#### EXTRACTED MATERIAL:
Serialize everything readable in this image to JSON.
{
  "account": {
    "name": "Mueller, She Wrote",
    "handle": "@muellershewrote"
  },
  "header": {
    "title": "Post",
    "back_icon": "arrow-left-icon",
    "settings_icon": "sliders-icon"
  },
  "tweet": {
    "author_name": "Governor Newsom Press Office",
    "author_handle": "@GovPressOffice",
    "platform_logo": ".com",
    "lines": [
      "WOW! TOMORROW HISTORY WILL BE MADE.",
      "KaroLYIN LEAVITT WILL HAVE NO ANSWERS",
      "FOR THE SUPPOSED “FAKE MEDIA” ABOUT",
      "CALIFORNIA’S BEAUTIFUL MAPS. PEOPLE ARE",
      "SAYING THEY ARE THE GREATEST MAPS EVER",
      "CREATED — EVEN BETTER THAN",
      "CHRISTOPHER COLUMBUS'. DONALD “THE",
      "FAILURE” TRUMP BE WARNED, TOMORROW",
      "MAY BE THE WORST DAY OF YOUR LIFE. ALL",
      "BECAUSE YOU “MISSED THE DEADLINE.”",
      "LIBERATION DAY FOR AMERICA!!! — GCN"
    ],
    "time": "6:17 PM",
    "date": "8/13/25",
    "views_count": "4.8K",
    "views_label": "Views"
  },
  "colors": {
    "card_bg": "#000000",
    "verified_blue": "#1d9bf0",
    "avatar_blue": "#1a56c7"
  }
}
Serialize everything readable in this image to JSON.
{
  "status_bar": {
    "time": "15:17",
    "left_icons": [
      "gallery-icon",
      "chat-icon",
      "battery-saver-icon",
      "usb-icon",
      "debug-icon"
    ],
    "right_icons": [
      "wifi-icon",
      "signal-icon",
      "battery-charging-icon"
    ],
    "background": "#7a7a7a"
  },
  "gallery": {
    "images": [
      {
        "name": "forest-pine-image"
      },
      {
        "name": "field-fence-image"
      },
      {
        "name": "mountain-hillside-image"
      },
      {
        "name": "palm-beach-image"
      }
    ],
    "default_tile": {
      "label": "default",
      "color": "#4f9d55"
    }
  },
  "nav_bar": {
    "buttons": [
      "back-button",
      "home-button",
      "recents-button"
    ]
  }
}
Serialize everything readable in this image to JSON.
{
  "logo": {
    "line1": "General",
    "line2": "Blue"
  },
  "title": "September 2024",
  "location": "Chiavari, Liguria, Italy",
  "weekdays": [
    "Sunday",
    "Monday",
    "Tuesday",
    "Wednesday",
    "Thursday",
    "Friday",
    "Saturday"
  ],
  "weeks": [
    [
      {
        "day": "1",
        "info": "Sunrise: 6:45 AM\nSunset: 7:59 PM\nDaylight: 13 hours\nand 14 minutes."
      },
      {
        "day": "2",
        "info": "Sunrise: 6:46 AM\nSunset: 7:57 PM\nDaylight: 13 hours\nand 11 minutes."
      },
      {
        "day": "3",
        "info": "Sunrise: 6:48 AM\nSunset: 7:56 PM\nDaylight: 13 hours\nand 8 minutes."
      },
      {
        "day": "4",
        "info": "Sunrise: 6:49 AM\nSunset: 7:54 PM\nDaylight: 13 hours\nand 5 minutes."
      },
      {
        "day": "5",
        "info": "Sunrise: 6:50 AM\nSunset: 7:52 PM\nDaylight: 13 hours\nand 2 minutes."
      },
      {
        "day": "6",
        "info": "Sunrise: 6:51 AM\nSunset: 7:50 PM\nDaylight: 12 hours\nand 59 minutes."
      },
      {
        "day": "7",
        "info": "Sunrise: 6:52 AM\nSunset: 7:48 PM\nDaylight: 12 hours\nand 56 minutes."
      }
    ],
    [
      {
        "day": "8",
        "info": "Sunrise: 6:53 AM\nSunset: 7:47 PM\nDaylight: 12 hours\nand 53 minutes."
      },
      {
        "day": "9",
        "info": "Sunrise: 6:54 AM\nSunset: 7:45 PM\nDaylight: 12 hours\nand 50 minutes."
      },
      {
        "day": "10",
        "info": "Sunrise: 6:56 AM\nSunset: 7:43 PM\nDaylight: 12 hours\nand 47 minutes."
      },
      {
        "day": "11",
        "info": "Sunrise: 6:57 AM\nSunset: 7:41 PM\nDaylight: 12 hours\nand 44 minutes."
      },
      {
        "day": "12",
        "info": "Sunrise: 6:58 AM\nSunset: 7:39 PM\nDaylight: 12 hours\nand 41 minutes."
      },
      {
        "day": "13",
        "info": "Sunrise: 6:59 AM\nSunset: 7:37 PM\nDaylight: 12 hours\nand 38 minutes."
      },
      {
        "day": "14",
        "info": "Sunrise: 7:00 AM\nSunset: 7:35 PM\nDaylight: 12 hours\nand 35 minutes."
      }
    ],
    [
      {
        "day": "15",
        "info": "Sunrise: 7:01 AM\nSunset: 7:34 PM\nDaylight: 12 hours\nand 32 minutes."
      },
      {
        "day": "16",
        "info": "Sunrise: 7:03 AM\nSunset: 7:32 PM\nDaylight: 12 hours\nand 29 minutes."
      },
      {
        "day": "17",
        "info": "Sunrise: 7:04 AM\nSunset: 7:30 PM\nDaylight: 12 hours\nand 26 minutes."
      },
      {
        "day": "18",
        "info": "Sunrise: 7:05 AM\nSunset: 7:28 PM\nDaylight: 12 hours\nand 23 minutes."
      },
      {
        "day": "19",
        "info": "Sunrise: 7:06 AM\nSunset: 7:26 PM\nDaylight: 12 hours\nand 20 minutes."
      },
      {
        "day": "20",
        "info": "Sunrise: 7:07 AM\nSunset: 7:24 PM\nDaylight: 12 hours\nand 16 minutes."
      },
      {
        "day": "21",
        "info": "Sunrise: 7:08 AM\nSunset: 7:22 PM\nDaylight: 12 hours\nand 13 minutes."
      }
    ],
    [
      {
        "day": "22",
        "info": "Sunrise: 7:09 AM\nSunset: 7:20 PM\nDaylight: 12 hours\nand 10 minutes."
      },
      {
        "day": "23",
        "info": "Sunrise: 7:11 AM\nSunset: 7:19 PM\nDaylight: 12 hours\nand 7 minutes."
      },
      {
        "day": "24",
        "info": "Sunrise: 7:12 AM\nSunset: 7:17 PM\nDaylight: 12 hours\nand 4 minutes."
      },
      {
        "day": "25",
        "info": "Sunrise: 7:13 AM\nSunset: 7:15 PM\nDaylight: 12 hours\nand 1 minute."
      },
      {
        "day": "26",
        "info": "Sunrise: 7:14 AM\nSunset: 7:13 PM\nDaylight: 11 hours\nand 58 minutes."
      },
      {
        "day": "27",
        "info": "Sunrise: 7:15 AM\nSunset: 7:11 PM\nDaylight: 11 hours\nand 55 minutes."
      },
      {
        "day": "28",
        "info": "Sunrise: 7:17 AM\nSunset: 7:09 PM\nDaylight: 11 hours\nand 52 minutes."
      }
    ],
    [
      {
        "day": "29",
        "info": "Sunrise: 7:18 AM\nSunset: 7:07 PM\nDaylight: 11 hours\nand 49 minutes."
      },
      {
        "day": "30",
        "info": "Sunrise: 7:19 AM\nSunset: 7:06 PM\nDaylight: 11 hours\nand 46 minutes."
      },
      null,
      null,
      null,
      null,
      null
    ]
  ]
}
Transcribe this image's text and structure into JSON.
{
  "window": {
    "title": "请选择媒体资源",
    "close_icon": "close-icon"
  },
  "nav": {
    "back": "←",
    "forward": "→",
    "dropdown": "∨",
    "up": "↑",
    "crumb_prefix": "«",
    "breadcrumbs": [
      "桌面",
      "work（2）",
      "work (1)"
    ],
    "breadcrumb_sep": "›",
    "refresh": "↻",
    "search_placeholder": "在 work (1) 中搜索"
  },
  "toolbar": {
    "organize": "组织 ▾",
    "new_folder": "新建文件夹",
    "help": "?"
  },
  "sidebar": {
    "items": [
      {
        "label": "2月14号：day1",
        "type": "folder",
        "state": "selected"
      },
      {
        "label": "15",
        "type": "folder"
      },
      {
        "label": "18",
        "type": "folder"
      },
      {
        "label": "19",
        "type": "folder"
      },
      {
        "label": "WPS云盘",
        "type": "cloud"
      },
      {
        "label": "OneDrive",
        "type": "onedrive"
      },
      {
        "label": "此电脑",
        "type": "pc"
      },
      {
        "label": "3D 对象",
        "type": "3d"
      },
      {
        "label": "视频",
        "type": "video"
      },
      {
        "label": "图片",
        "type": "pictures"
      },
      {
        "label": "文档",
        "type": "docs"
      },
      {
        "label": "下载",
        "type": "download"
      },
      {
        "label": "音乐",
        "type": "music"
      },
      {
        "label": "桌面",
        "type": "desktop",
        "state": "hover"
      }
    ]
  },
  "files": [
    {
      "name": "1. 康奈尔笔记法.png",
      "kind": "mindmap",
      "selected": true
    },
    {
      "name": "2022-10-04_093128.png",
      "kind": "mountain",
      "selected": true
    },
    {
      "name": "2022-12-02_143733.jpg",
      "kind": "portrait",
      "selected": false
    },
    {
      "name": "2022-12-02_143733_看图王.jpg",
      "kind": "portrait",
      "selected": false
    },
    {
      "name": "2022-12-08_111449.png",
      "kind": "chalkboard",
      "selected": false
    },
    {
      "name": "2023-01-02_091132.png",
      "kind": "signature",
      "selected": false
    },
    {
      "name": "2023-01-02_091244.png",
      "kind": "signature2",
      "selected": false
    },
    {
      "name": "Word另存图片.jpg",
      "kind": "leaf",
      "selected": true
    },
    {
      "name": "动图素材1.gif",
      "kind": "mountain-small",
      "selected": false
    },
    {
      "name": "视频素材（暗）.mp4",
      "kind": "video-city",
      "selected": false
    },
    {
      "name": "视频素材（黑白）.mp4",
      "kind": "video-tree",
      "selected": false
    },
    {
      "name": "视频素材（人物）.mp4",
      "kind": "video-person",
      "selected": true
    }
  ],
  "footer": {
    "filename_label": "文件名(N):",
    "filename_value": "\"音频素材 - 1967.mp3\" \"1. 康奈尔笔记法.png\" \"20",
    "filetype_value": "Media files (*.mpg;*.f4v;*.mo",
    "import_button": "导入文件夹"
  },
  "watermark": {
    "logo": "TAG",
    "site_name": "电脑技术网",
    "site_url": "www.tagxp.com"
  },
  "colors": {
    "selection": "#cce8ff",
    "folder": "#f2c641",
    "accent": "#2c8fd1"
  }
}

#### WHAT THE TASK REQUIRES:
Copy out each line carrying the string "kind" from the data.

#### TASK RESULT:
      "kind": "mindmap",
      "kind": "mountain",
      "kind": "portrait",
      "kind": "portrait",
      "kind": "chalkboard",
      "kind": "signature",
      "kind": "signature2",
      "kind": "leaf",
      "kind": "mountain-small",
      "kind": "video-city",
      "kind": "video-tree",
      "kind": "video-person",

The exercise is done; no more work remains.